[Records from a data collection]
>>>
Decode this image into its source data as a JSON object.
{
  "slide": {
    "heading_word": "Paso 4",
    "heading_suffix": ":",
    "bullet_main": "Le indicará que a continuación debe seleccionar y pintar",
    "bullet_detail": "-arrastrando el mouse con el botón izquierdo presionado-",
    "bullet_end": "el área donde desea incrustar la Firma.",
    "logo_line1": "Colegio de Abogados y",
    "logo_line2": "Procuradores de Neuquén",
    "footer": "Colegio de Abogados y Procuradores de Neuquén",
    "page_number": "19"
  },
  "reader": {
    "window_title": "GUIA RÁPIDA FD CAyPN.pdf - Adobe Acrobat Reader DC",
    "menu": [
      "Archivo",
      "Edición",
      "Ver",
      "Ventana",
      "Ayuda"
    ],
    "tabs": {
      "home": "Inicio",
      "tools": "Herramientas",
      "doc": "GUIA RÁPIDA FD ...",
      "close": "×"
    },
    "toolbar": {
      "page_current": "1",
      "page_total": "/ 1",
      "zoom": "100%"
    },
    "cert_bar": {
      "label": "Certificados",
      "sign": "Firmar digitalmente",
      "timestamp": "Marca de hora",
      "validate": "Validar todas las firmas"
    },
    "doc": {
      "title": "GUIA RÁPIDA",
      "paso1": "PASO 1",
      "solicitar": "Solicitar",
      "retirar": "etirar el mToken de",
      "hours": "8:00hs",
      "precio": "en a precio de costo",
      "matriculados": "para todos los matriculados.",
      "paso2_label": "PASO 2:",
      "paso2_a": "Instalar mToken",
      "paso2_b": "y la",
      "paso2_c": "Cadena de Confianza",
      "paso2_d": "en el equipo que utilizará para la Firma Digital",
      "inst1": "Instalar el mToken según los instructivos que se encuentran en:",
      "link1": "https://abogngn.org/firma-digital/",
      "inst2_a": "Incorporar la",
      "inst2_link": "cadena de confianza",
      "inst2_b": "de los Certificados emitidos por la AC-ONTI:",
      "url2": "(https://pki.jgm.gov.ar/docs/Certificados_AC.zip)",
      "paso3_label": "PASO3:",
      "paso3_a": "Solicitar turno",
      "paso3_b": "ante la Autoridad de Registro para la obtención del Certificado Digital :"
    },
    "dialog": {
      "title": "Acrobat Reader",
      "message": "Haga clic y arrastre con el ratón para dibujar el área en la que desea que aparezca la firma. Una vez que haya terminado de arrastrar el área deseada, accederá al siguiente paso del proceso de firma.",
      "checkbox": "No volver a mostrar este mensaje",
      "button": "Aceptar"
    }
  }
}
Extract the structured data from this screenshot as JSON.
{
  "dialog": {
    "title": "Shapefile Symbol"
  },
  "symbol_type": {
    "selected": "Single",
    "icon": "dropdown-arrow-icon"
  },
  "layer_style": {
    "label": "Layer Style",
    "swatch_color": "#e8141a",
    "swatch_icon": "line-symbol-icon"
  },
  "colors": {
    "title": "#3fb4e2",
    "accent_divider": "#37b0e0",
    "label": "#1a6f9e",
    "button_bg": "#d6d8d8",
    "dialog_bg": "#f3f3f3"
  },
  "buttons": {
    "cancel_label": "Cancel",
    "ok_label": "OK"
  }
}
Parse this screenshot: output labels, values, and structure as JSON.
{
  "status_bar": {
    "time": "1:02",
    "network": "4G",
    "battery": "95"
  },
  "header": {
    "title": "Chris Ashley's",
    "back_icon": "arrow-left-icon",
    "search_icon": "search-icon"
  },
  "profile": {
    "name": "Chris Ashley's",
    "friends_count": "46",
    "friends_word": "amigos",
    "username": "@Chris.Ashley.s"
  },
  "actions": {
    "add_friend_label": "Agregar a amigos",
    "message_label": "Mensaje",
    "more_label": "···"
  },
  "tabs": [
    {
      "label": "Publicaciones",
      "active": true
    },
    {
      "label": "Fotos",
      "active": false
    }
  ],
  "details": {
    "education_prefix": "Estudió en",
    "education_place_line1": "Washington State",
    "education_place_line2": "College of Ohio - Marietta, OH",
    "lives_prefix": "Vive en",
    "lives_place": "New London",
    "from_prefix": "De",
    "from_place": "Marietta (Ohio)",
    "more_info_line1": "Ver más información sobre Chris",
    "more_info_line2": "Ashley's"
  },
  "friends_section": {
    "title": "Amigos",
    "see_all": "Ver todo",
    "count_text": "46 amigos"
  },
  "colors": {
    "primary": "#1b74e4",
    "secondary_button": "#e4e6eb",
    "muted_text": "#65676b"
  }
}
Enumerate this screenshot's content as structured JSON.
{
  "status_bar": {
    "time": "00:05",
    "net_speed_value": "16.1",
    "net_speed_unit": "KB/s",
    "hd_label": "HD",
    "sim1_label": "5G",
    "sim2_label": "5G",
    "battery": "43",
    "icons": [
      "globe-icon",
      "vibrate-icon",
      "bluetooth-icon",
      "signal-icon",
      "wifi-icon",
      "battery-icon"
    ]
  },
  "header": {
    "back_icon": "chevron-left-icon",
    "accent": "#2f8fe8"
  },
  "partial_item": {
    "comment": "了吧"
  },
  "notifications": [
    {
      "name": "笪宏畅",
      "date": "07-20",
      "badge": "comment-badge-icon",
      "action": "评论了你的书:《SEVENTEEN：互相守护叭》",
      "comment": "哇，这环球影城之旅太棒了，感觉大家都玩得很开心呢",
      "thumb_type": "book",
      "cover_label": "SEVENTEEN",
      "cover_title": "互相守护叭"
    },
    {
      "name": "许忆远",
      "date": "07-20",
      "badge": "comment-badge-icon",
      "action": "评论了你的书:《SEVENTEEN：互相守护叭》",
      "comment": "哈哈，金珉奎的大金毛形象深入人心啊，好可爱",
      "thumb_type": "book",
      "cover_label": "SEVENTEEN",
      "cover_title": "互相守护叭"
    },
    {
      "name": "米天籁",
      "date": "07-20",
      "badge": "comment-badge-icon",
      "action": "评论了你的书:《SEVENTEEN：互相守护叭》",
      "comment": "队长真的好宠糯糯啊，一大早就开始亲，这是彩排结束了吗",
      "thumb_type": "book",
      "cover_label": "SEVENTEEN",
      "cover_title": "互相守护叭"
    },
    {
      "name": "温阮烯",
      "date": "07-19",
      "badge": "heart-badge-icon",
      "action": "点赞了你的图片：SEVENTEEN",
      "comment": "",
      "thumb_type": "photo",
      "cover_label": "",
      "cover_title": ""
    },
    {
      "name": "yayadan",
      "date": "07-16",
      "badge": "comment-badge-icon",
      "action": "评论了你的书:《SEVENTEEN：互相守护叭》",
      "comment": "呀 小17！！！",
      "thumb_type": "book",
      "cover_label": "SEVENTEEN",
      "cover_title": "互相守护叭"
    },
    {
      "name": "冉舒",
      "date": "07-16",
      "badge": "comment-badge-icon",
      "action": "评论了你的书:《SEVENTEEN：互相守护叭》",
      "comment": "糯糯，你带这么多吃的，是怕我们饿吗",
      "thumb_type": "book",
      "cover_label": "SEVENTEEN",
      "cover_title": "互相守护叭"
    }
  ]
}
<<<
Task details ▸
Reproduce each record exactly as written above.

Exercise output ▸
Decode this image into its source data as a JSON object.
{
  "slide": {
    "heading_word": "Paso 4",
    "heading_suffix": ":",
    "bullet_main": "Le indicará que a continuación debe seleccionar y pintar",
    "bullet_detail": "-arrastrando el mouse con el botón izquierdo presionado-",
    "bullet_end": "el área donde desea incrustar la Firma.",
    "logo_line1": "Colegio de Abogados y",
    "logo_line2": "Procuradores de Neuquén",
    "footer": "Colegio de Abogados y Procuradores de Neuquén",
    "page_number": "19"
  },
  "reader": {
    "window_title": "GUIA RÁPIDA FD CAyPN.pdf - Adobe Acrobat Reader DC",
    "menu": [
      "Archivo",
      "Edición",
      "Ver",
      "Ventana",
      "Ayuda"
    ],
    "tabs": {
      "home": "Inicio",
      "tools": "Herramientas",
      "doc": "GUIA RÁPIDA FD ...",
      "close": "×"
    },
    "toolbar": {
      "page_current": "1",
      "page_total": "/ 1",
      "zoom": "100%"
    },
    "cert_bar": {
      "label": "Certificados",
      "sign": "Firmar digitalmente",
      "timestamp": "Marca de hora",
      "validate": "Validar todas las firmas"
    },
    "doc": {
      "title": "GUIA RÁPIDA",
      "paso1": "PASO 1",
      "solicitar": "Solicitar",
      "retirar": "etirar el mToken de",
      "hours": "8:00hs",
      "precio": "en a precio de costo",
      "matriculados": "para todos los matriculados.",
      "paso2_label": "PASO 2:",
      "paso2_a": "Instalar mToken",
      "paso2_b": "y la",
      "paso2_c": "Cadena de Confianza",
      "paso2_d": "en el equipo que utilizará para la Firma Digital",
      "inst1": "Instalar el mToken según los instructivos que se encuentran en:",
      "link1": "https://abogngn.org/firma-digital/",
      "inst2_a": "Incorporar la",
      "inst2_link": "cadena de confianza",
      "inst2_b": "de los Certificados emitidos por la AC-ONTI:",
      "url2": "(https://pki.jgm.gov.ar/docs/Certificados_AC.zip)",
      "paso3_label": "PASO3:",
      "paso3_a": "Solicitar turno",
      "paso3_b": "ante la Autoridad de Registro para la obtención del Certificado Digital :"
    },
    "dialog": {
      "title": "Acrobat Reader",
      "message": "Haga clic y arrastre con el ratón para dibujar el área en la que desea que aparezca la firma. Una vez que haya terminado de arrastrar el área deseada, accederá al siguiente paso del proceso de firma.",
      "checkbox": "No volver a mostrar este mensaje",
      "button": "Aceptar"
    }
  }
}
Extract the structured data from this screenshot as JSON.
{
  "dialog": {
    "title": "Shapefile Symbol"
  },
  "symbol_type": {
    "selected": "Single",
    "icon": "dropdown-arrow-icon"
  },
  "layer_style": {
    "label": "Layer Style",
    "swatch_color": "#e8141a",
    "swatch_icon": "line-symbol-icon"
  },
  "colors": {
    "title": "#3fb4e2",
    "accent_divider": "#37b0e0",
    "label": "#1a6f9e",
    "button_bg": "#d6d8d8",
    "dialog_bg": "#f3f3f3"
  },
  "buttons": {
    "cancel_label": "Cancel",
    "ok_label": "OK"
  }
}
Parse this screenshot: output labels, values, and structure as JSON.
{
  "status_bar": {
    "time": "1:02",
    "network": "4G",
    "battery": "95"
  },
  "header": {
    "title": "Chris Ashley's",
    "back_icon": "arrow-left-icon",
    "search_icon": "search-icon"
  },
  "profile": {
    "name": "Chris Ashley's",
    "friends_count": "46",
    "friends_word": "amigos",
    "username": "@Chris.Ashley.s"
  },
  "actions": {
    "add_friend_label": "Agregar a amigos",
    "message_label": "Mensaje",
    "more_label": "···"
  },
  "tabs": [
    {
      "label": "Publicaciones",
      "active": true
    },
    {
      "label": "Fotos",
      "active": false
    }
  ],
  "details": {
    "education_prefix": "Estudió en",
    "education_place_line1": "Washington State",
    "education_place_line2": "College of Ohio - Marietta, OH",
    "lives_prefix": "Vive en",
    "lives_place": "New London",
    "from_prefix": "De",
    "from_place": "Marietta (Ohio)",
    "more_info_line1": "Ver más información sobre Chris",
    "more_info_line2": "Ashley's"
  },
  "friends_section": {
    "title": "Amigos",
    "see_all": "Ver todo",
    "count_text": "46 amigos"
  },
  "colors": {
    "primary": "#1b74e4",
    "secondary_button": "#e4e6eb",
    "muted_text": "#65676b"
  }
}
Enumerate this screenshot's content as structured JSON.
{
  "status_bar": {
    "time": "00:05",
    "net_speed_value": "16.1",
    "net_speed_unit": "KB/s",
    "hd_label": "HD",
    "sim1_label": "5G",
    "sim2_label": "5G",
    "battery": "43",
    "icons": [
      "globe-icon",
      "vibrate-icon",
      "bluetooth-icon",
      "signal-icon",
      "wifi-icon",
      "battery-icon"
    ]
  },
  "header": {
    "back_icon": "chevron-left-icon",
    "accent": "#2f8fe8"
  },
  "partial_item": {
    "comment": "了吧"
  },
  "notifications": [
    {
      "name": "笪宏畅",
      "date": "07-20",
      "badge": "comment-badge-icon",
      "action": "评论了你的书:《SEVENTEEN：互相守护叭》",
      "comment": "哇，这环球影城之旅太棒了，感觉大家都玩得很开心呢",
      "thumb_type": "book",
      "cover_label": "SEVENTEEN",
      "cover_title": "互相守护叭"
    },
    {
      "name": "许忆远",
      "date": "07-20",
      "badge": "comment-badge-icon",
      "action": "评论了你的书:《SEVENTEEN：互相守护叭》",
      "comment": "哈哈，金珉奎的大金毛形象深入人心啊，好可爱",
      "thumb_type": "book",
      "cover_label": "SEVENTEEN",
      "cover_title": "互相守护叭"
    },
    {
      "name": "米天籁",
      "date": "07-20",
      "badge": "comment-badge-icon",
      "action": "评论了你的书:《SEVENTEEN：互相守护叭》",
      "comment": "队长真的好宠糯糯啊，一大早就开始亲，这是彩排结束了吗",
      "thumb_type": "book",
      "cover_label": "SEVENTEEN",
      "cover_title": "互相守护叭"
    },
    {
      "name": "温阮烯",
      "date": "07-19",
      "badge": "heart-badge-icon",
      "action": "点赞了你的图片：SEVENTEEN",
      "comment": "",
      "thumb_type": "photo",
      "cover_label": "",
      "cover_title": ""
    },
    {
      "name": "yayadan",
      "date": "07-16",
      "badge": "comment-badge-icon",
      "action": "评论了你的书:《SEVENTEEN：互相守护叭》",
      "comment": "呀 小17！！！",
      "thumb_type": "book",
      "cover_label": "SEVENTEEN",
      "cover_title": "互相守护叭"
    },
    {
      "name": "冉舒",
      "date": "07-16",
      "badge": "comment-badge-icon",
      "action": "评论了你的书:《SEVENTEEN：互相守护叭》",
      "comment": "糯糯，你带这么多吃的，是怕我们饿吗",
      "thumb_type": "book",
      "cover_label": "SEVENTEEN",
      "cover_title": "互相守护叭"
    }
  ]
}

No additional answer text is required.